Problem to solve
Wherever the word "text" occurs in the listing below, copy that whole line.

(Beginning of Provided records)

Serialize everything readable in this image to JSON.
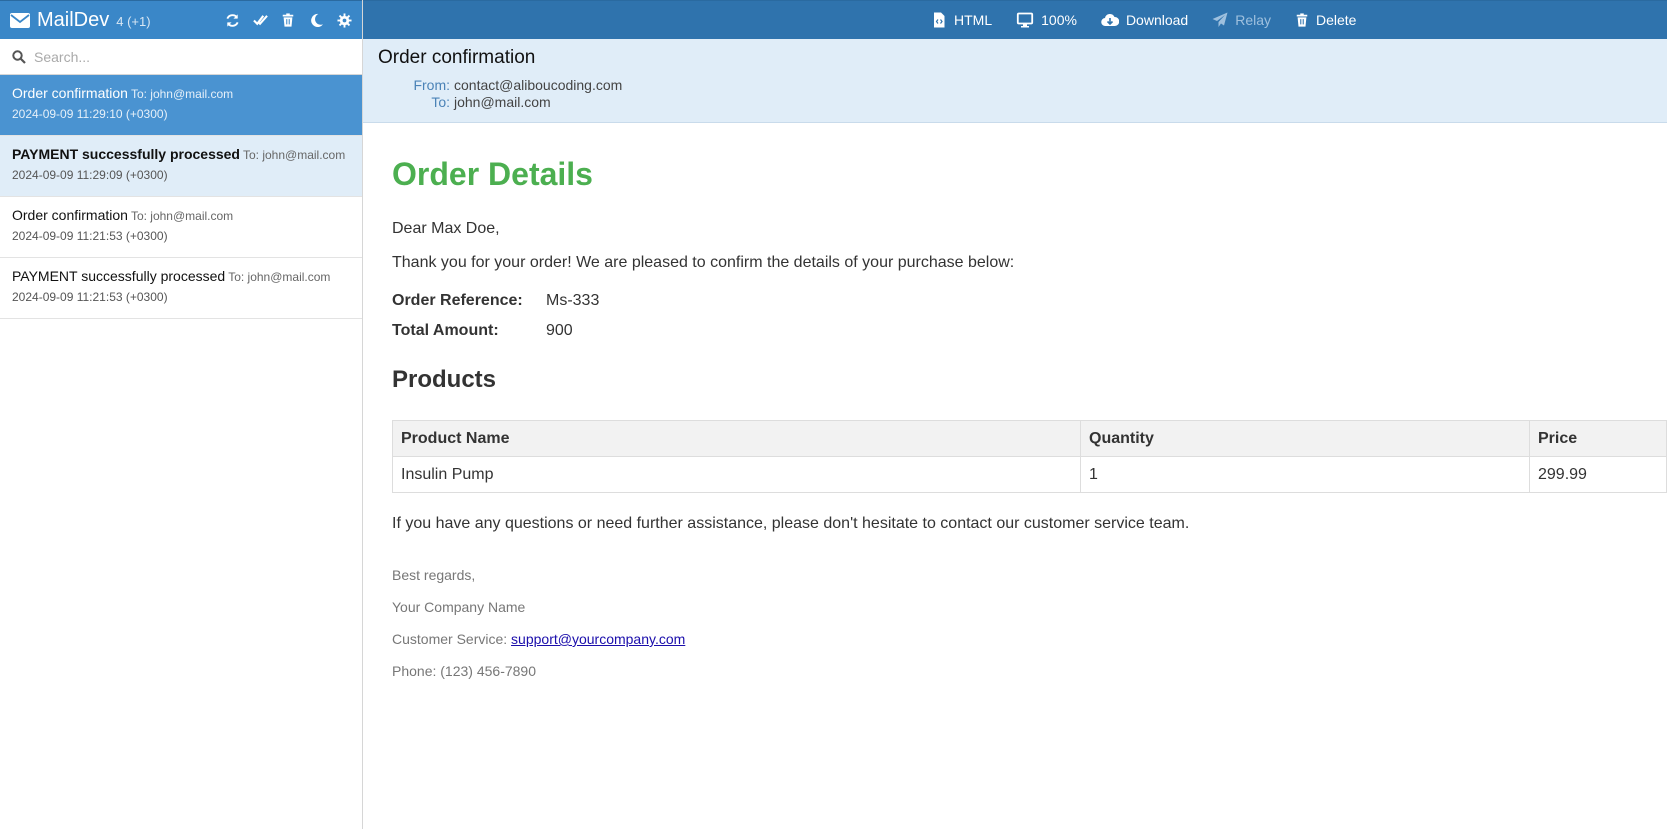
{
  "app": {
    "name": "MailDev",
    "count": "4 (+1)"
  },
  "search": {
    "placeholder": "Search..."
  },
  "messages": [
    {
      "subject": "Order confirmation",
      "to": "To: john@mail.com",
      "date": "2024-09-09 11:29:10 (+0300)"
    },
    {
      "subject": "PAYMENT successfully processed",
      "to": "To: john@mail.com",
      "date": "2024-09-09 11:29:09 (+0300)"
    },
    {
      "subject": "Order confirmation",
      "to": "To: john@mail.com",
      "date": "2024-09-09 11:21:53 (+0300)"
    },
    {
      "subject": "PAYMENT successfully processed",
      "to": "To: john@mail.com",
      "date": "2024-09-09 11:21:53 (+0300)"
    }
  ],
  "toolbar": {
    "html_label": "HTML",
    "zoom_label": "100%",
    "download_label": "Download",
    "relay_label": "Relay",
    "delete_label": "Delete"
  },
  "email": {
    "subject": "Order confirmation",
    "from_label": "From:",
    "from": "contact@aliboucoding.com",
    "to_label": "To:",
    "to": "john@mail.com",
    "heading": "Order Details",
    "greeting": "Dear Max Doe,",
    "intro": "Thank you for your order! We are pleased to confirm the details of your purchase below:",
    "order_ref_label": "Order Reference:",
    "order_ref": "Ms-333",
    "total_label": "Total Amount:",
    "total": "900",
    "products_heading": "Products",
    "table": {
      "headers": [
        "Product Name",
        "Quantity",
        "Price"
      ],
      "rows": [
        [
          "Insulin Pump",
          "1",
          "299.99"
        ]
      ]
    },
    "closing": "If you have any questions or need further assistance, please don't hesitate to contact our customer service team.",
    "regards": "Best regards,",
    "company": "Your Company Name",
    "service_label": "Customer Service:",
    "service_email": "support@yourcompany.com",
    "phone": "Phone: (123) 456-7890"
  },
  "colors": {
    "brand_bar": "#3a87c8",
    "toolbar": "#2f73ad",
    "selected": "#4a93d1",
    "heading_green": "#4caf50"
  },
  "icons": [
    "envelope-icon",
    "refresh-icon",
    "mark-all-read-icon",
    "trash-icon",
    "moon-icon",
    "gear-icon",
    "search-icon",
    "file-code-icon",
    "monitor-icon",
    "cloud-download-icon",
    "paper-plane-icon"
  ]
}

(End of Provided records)
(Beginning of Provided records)

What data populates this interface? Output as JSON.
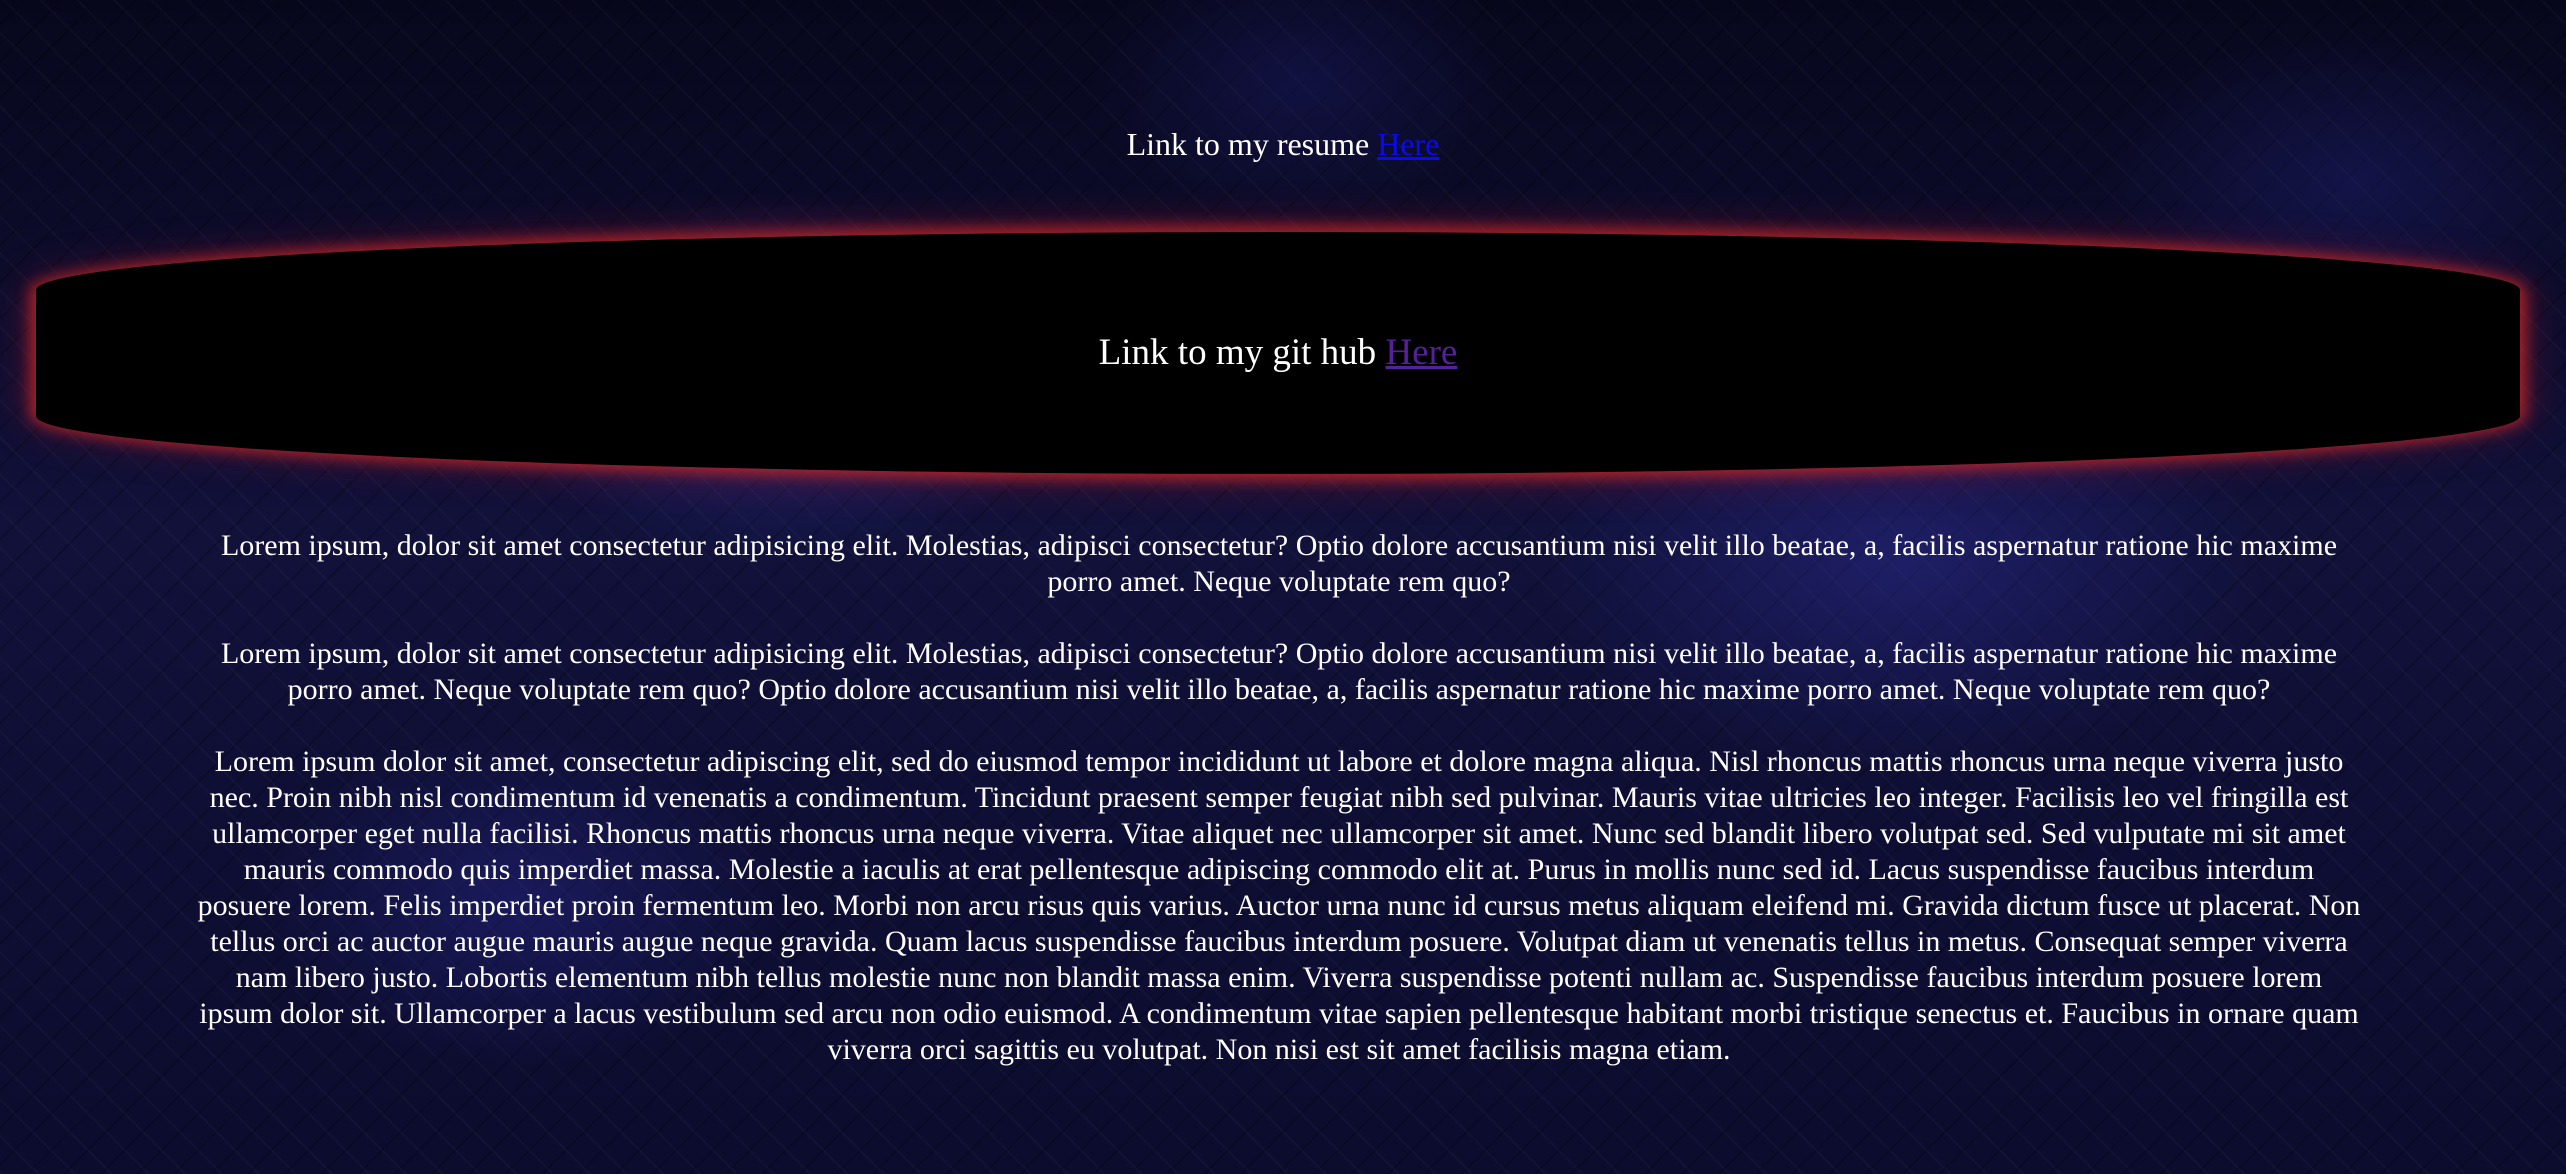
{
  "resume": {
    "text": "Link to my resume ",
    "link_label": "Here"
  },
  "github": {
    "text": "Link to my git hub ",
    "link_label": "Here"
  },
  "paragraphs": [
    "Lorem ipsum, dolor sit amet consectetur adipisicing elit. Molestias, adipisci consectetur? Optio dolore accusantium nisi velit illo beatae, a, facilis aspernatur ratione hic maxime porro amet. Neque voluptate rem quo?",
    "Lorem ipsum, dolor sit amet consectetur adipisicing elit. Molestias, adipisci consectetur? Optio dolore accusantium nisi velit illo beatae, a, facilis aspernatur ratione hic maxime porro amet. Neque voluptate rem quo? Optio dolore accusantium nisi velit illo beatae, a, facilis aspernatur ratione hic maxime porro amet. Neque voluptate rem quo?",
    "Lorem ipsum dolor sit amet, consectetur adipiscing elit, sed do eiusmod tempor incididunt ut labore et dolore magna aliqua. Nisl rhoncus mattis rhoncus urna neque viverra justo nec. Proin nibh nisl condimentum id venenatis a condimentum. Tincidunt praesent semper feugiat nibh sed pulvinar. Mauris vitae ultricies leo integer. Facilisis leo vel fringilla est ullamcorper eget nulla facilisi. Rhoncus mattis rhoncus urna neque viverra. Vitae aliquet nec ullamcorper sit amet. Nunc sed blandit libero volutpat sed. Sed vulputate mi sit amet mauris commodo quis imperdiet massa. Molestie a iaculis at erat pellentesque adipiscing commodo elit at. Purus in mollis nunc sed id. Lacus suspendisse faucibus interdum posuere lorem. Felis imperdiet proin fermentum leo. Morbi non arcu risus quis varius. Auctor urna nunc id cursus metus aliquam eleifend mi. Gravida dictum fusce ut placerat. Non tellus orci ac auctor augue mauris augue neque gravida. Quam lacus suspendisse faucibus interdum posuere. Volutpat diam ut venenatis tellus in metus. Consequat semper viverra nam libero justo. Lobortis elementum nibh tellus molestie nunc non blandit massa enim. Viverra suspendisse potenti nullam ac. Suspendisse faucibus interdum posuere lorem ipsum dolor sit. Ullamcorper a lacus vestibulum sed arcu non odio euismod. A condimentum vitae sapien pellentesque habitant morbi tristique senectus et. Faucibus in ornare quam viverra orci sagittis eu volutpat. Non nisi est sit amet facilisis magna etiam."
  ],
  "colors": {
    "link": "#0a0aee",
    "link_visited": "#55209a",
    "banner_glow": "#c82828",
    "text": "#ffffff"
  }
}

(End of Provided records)

Answer box
    "text": "Link to my resume ",
    "text": "Link to my git hub ",
    "text": "#ffffff"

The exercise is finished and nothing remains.